**** RECORDS FOR THE TASK ****

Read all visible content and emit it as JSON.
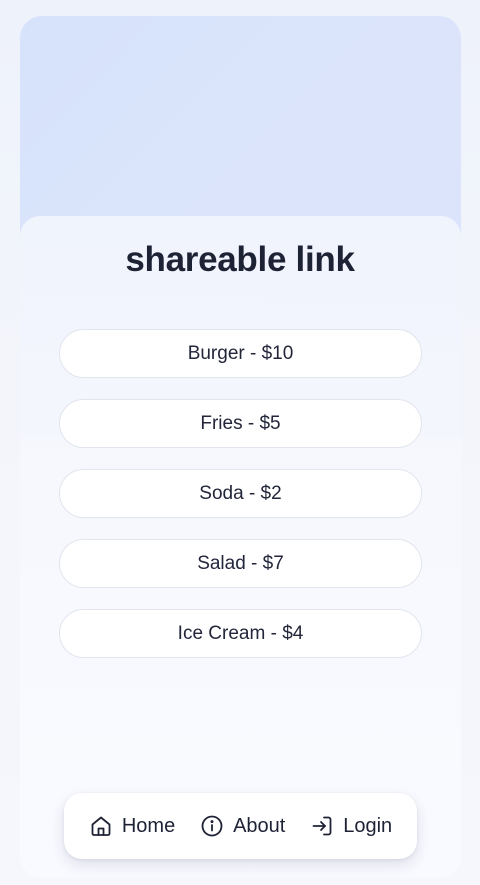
{
  "page": {
    "title": "shareable link"
  },
  "menu": {
    "items": [
      {
        "label": "Burger - $10"
      },
      {
        "label": "Fries - $5"
      },
      {
        "label": "Soda - $2"
      },
      {
        "label": "Salad - $7"
      },
      {
        "label": "Ice Cream - $4"
      }
    ]
  },
  "nav": {
    "items": [
      {
        "label": "Home",
        "icon": "home-icon"
      },
      {
        "label": "About",
        "icon": "info-icon"
      },
      {
        "label": "Login",
        "icon": "login-icon"
      }
    ]
  },
  "colors": {
    "title_text": "#1e2235",
    "hero_gradient_start": "#d6e3fb",
    "hero_gradient_end": "#dde3fb",
    "item_background": "#ffffff"
  }
}
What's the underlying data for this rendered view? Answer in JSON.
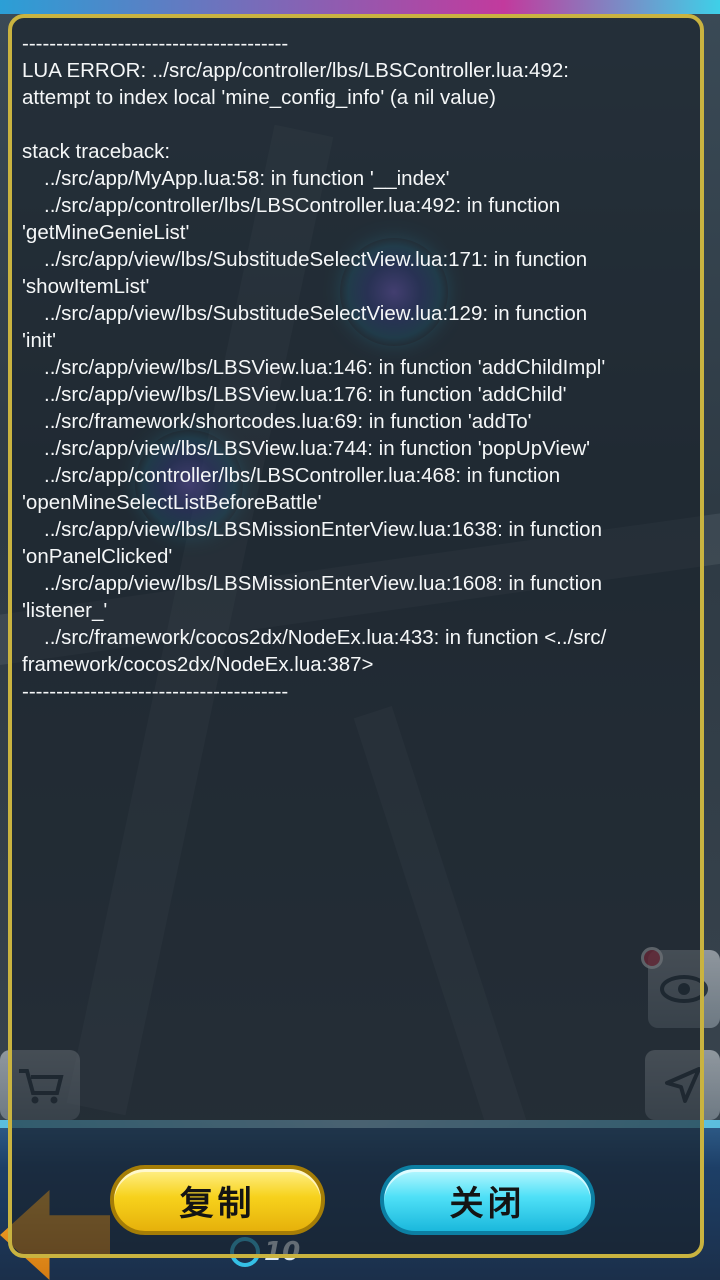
{
  "error_dialog": {
    "lines": [
      {
        "text": "---------------------------------------",
        "indent": false
      },
      {
        "text": "LUA ERROR: ../src/app/controller/lbs/LBSController.lua:492:",
        "indent": false
      },
      {
        "text": "attempt to index local 'mine_config_info' (a nil value)",
        "indent": false
      },
      {
        "text": "",
        "indent": false
      },
      {
        "text": "stack traceback:",
        "indent": false
      },
      {
        "text": "../src/app/MyApp.lua:58: in function '__index'",
        "indent": true
      },
      {
        "text": "../src/app/controller/lbs/LBSController.lua:492: in function",
        "indent": true
      },
      {
        "text": "'getMineGenieList'",
        "indent": false
      },
      {
        "text": "../src/app/view/lbs/SubstitudeSelectView.lua:171: in function",
        "indent": true
      },
      {
        "text": "'showItemList'",
        "indent": false
      },
      {
        "text": "../src/app/view/lbs/SubstitudeSelectView.lua:129: in function",
        "indent": true
      },
      {
        "text": "'init'",
        "indent": false
      },
      {
        "text": "../src/app/view/lbs/LBSView.lua:146: in function 'addChildImpl'",
        "indent": true
      },
      {
        "text": "../src/app/view/lbs/LBSView.lua:176: in function 'addChild'",
        "indent": true
      },
      {
        "text": "../src/framework/shortcodes.lua:69: in function 'addTo'",
        "indent": true
      },
      {
        "text": "../src/app/view/lbs/LBSView.lua:744: in function 'popUpView'",
        "indent": true
      },
      {
        "text": "../src/app/controller/lbs/LBSController.lua:468: in function",
        "indent": true
      },
      {
        "text": "'openMineSelectListBeforeBattle'",
        "indent": false
      },
      {
        "text": "../src/app/view/lbs/LBSMissionEnterView.lua:1638: in function",
        "indent": true
      },
      {
        "text": "'onPanelClicked'",
        "indent": false
      },
      {
        "text": "../src/app/view/lbs/LBSMissionEnterView.lua:1608: in function",
        "indent": true
      },
      {
        "text": "'listener_'",
        "indent": false
      },
      {
        "text": "../src/framework/cocos2dx/NodeEx.lua:433: in function <../src/",
        "indent": true
      },
      {
        "text": "framework/cocos2dx/NodeEx.lua:387>",
        "indent": false
      },
      {
        "text": "---------------------------------------",
        "indent": false
      }
    ],
    "copy_label": "复制",
    "close_label": "关闭"
  },
  "background": {
    "level_value": "10",
    "icons": [
      "eye-icon",
      "cart-icon",
      "navigate-arrow-icon",
      "back-arrow-icon",
      "genie-orb-icon"
    ]
  },
  "colors": {
    "frame_border": "#c9b340",
    "copy_button": "#f7d21c",
    "close_button": "#4fe0f7",
    "error_text": "#f5f7f8"
  }
}
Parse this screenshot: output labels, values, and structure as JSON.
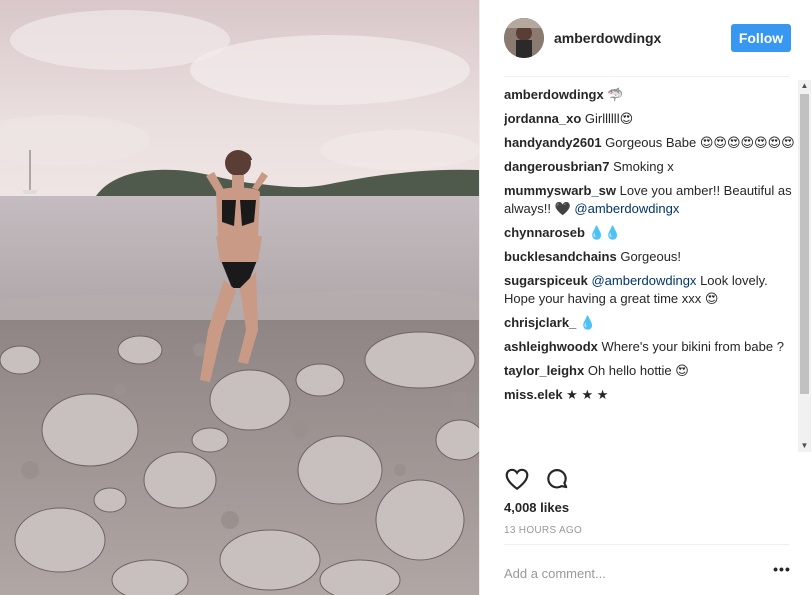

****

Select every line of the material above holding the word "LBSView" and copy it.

FINAL ANSWER:
        "text": "../src/app/view/lbs/LBSView.lua:146: in function 'addChildImpl'",
        "text": "../src/app/view/lbs/LBSView.lua:176: in function 'addChild'",
        "text": "../src/app/view/lbs/LBSView.lua:744: in function 'popUpView'",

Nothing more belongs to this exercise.